- Unitary operators and spacetime symmetries
I’d suggest maybe Peter Smith’s “Explaining Chaos” if only because the above list seems rather short on Chaos Theory. (That said, this is not a failing of the list, but rather a consequence of the lack of philosophical writing on chaos theory)
And while it’s not explicitly philosophy of physics, Gillies’ Philosophical Theories of Probability is something everyone should be acquainted with.
I’d suggest “Every Thing Must Go: Metaphysics Naturalized” if you’re interested in the more wide-ranging implications. The authors argue (echoing a similar line that Maudlin takes in “Metaphysics in Physics”) that contemporary metaphysics is too-often informed by pseudo-naturalism. Metaphysics is too often conducted, that is, by people who claim to be doing it in the name of real science, but who have only superficial understandings of out-dated scientific concepts. If we want to make any serious progress in metaphysics, they contend, we need to drop the Humean supervenience-motivated appeals to atomic theory and Newtonian mechanics and engage with cutting-edge physics on its own terms.
Also: “Time’s Arrow and Archimedes’ Point: New Directions for the Physics of Time” by Huw Price.
I don’t think Penrose should be on there.
Agree with Jon about Price. Best philosophy of direction of time book out there, IMO.
Don’t know if it’s recent enough and no idea how it compares to Lange, but I remember Sklar’s “Philosophy of Physics” as being a pretty decent introduction to the field.

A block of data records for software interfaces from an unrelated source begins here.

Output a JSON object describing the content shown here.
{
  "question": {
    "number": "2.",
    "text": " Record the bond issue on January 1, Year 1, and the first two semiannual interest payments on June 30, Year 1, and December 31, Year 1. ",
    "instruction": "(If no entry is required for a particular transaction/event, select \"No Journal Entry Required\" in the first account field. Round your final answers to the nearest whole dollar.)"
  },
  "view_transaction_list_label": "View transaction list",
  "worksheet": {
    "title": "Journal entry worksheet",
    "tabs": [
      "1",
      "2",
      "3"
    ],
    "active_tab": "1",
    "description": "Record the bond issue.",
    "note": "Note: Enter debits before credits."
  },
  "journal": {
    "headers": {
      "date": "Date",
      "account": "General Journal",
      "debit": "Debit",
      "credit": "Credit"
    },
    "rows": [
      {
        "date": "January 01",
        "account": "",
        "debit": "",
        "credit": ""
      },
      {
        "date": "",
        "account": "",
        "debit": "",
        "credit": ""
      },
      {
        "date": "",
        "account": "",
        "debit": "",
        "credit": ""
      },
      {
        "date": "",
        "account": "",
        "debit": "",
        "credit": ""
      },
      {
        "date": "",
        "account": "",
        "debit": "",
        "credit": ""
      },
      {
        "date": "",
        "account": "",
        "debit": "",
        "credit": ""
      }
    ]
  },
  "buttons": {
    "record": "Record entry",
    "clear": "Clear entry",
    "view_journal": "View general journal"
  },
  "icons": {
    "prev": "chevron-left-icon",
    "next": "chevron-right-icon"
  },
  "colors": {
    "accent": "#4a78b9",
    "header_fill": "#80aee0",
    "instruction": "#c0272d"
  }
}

Sklar’s book on the philosophy of statistical mechanics (“Physics and Chance”) is absolutely essential for anyone considering work in that field. Liu and Emch’s “The Logic of Thermo-Statistical Physics” may not be well-known enough to qualify for “classic” status, but it is excellent.